Data records

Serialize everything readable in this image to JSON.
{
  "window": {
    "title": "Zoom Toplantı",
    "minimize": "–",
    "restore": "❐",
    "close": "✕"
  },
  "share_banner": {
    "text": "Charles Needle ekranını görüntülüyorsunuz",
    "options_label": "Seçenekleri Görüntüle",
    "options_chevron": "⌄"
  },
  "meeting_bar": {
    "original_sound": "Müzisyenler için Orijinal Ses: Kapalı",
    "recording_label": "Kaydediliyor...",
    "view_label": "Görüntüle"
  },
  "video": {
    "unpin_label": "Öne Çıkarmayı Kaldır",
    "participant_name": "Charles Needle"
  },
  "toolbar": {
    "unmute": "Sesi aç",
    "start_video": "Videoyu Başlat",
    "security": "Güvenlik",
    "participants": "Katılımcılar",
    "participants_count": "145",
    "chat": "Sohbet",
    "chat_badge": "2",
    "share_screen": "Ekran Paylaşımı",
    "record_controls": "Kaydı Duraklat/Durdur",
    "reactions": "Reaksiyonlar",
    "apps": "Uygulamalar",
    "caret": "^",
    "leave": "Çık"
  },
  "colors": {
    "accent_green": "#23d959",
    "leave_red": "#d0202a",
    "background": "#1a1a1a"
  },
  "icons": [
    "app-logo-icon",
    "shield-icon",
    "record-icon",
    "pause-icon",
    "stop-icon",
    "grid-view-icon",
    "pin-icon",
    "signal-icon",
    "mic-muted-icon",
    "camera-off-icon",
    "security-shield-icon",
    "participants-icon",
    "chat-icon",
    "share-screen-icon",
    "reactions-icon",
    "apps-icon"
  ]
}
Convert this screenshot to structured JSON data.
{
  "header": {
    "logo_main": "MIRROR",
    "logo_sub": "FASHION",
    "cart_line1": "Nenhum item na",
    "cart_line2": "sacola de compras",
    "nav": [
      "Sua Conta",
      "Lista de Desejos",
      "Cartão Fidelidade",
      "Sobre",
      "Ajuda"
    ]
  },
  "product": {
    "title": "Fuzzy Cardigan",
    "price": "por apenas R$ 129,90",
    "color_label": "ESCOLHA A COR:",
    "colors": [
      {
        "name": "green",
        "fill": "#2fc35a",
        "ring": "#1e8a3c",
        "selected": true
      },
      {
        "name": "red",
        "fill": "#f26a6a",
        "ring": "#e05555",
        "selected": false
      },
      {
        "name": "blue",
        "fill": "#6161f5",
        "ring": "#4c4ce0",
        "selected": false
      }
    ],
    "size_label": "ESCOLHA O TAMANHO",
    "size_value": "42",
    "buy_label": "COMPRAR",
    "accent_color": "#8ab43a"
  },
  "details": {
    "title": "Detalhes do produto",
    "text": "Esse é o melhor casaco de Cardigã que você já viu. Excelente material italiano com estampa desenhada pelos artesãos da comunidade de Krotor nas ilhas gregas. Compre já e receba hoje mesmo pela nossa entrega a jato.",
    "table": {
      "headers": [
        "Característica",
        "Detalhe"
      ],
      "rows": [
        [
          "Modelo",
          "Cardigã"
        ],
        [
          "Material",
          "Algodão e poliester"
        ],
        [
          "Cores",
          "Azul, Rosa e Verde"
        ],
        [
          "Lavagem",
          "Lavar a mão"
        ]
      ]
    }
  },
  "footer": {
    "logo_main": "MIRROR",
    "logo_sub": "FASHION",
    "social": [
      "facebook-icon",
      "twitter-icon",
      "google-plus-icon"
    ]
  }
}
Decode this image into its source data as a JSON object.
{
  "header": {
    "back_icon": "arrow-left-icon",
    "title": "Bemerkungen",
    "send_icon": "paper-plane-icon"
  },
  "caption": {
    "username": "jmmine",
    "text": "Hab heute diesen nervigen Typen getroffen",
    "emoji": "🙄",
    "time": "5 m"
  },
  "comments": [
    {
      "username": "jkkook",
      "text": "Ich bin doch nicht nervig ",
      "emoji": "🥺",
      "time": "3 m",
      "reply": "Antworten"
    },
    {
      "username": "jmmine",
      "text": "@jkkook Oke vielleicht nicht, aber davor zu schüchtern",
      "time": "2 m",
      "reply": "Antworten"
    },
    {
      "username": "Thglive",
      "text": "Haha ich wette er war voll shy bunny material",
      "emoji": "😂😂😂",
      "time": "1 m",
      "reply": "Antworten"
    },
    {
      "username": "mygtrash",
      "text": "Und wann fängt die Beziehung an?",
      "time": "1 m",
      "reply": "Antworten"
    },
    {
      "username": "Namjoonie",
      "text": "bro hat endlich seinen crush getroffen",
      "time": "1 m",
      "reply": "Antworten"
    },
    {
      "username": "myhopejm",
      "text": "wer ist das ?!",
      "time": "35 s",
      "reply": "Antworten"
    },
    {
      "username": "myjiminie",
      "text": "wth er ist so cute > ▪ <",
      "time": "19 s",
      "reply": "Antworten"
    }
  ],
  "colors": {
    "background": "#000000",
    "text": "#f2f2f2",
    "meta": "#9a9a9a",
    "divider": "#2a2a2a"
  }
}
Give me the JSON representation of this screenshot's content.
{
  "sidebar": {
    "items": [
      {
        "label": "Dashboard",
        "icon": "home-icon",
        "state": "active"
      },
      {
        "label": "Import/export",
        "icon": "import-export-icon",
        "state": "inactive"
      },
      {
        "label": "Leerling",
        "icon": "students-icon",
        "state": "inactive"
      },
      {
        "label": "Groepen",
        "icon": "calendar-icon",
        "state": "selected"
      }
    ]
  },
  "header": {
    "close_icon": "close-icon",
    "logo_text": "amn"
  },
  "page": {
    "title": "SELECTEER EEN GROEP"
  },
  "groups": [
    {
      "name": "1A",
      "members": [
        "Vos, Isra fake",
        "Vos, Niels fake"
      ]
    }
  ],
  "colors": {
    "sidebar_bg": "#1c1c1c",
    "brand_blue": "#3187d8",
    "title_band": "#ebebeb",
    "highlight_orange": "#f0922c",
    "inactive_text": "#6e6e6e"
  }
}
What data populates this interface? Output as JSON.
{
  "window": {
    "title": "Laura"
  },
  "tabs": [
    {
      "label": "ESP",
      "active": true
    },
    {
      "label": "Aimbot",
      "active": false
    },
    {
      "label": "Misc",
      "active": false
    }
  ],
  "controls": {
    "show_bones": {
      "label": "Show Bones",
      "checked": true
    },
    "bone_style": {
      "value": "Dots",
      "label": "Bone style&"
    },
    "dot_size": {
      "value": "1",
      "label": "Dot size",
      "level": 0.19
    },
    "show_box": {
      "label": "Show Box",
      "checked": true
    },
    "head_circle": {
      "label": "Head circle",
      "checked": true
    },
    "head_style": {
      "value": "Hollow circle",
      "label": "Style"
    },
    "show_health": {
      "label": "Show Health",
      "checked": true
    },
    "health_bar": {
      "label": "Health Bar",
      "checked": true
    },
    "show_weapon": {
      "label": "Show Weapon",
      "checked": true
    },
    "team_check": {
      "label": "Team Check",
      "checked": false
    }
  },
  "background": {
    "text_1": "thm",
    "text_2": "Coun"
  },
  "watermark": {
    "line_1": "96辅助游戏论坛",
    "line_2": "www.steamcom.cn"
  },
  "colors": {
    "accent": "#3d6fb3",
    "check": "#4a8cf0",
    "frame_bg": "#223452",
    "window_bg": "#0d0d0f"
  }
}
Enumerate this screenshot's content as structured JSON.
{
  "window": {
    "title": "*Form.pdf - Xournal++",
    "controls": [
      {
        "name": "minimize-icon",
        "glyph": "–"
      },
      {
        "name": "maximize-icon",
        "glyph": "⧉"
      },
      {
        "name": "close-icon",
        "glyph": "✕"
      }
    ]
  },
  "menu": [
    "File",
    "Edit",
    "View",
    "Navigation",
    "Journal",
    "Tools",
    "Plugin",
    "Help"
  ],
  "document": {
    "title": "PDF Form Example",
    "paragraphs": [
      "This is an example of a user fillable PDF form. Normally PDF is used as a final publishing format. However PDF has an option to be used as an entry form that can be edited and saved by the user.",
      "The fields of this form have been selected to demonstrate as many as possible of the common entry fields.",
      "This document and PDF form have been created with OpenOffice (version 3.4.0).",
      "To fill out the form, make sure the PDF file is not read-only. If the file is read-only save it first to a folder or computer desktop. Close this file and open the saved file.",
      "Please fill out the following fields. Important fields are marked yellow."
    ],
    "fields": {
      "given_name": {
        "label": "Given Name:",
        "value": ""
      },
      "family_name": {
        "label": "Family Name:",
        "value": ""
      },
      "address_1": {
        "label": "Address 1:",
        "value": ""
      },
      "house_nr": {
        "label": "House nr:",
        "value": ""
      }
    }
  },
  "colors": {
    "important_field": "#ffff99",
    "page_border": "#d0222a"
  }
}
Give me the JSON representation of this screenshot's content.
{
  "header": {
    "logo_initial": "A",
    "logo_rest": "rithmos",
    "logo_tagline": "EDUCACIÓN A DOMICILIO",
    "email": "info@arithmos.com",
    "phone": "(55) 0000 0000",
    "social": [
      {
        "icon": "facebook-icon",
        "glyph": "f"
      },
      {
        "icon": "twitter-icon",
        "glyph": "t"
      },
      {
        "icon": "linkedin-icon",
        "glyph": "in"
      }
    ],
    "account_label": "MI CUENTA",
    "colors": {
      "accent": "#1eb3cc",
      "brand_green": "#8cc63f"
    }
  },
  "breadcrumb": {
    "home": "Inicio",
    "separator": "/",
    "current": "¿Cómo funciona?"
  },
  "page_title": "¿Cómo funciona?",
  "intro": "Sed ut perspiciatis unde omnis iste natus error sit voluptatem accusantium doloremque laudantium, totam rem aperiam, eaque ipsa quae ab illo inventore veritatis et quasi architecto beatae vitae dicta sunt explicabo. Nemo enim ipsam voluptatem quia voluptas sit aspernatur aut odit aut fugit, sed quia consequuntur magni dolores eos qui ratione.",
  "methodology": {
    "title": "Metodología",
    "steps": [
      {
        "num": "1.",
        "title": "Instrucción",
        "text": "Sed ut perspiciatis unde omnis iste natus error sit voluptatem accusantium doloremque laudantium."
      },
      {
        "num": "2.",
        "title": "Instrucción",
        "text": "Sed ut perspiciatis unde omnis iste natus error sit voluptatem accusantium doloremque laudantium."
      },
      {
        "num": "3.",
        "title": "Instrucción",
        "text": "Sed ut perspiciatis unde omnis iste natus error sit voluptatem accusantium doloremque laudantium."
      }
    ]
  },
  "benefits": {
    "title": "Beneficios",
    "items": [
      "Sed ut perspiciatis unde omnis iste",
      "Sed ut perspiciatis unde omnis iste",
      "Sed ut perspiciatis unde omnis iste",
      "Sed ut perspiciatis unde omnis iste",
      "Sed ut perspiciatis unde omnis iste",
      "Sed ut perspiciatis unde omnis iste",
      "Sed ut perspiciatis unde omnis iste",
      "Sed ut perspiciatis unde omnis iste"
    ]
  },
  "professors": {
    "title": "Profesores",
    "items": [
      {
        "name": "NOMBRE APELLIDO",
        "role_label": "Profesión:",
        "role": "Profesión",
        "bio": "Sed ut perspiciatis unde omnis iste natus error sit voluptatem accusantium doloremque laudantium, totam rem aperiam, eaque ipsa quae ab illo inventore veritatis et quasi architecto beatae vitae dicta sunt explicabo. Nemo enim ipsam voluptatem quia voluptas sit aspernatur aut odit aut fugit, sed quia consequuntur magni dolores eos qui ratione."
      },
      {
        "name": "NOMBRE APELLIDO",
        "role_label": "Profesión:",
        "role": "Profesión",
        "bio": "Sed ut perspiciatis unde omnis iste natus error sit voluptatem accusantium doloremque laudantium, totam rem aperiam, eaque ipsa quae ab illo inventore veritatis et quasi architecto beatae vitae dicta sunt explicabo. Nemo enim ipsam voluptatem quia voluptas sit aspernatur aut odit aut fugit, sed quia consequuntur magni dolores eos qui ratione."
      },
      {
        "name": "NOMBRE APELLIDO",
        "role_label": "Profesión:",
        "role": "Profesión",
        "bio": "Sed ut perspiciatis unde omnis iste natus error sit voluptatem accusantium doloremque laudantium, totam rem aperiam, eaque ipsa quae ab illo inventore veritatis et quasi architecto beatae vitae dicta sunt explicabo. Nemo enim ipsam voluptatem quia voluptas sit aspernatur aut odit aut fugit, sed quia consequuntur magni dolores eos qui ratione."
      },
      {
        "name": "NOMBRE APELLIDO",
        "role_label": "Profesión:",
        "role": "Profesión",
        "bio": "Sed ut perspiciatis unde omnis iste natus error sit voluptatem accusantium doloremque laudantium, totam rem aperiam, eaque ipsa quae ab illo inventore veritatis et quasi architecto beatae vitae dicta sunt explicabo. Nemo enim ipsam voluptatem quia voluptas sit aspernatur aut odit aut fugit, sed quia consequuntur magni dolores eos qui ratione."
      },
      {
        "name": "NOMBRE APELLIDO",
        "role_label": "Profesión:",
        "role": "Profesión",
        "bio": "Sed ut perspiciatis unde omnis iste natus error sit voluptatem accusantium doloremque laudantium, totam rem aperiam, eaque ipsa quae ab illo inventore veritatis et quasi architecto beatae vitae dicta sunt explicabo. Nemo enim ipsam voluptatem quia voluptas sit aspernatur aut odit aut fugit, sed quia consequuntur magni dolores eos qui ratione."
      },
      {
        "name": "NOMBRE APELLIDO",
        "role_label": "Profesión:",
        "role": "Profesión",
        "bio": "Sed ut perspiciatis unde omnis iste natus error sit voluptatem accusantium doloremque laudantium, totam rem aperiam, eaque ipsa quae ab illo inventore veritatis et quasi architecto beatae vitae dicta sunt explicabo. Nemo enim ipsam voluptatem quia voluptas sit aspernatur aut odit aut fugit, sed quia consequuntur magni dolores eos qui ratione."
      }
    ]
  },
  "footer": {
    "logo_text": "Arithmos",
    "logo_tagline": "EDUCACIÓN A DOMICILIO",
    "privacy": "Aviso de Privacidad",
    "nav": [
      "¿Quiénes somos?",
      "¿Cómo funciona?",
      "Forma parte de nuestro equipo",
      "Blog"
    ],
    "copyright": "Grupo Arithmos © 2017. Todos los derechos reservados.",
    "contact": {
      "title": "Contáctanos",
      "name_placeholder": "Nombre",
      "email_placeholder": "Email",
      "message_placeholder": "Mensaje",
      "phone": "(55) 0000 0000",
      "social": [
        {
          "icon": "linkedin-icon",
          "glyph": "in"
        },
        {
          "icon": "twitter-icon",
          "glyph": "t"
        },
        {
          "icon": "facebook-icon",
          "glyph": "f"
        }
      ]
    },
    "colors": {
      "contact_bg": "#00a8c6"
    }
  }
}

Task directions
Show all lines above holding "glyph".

Exercise output
        "glyph": "–"
        "glyph": "⧉"
        "glyph": "✕"
        "glyph": "f"
        "glyph": "t"
        "glyph": "in"
          "glyph": "in"
          "glyph": "t"
          "glyph": "f"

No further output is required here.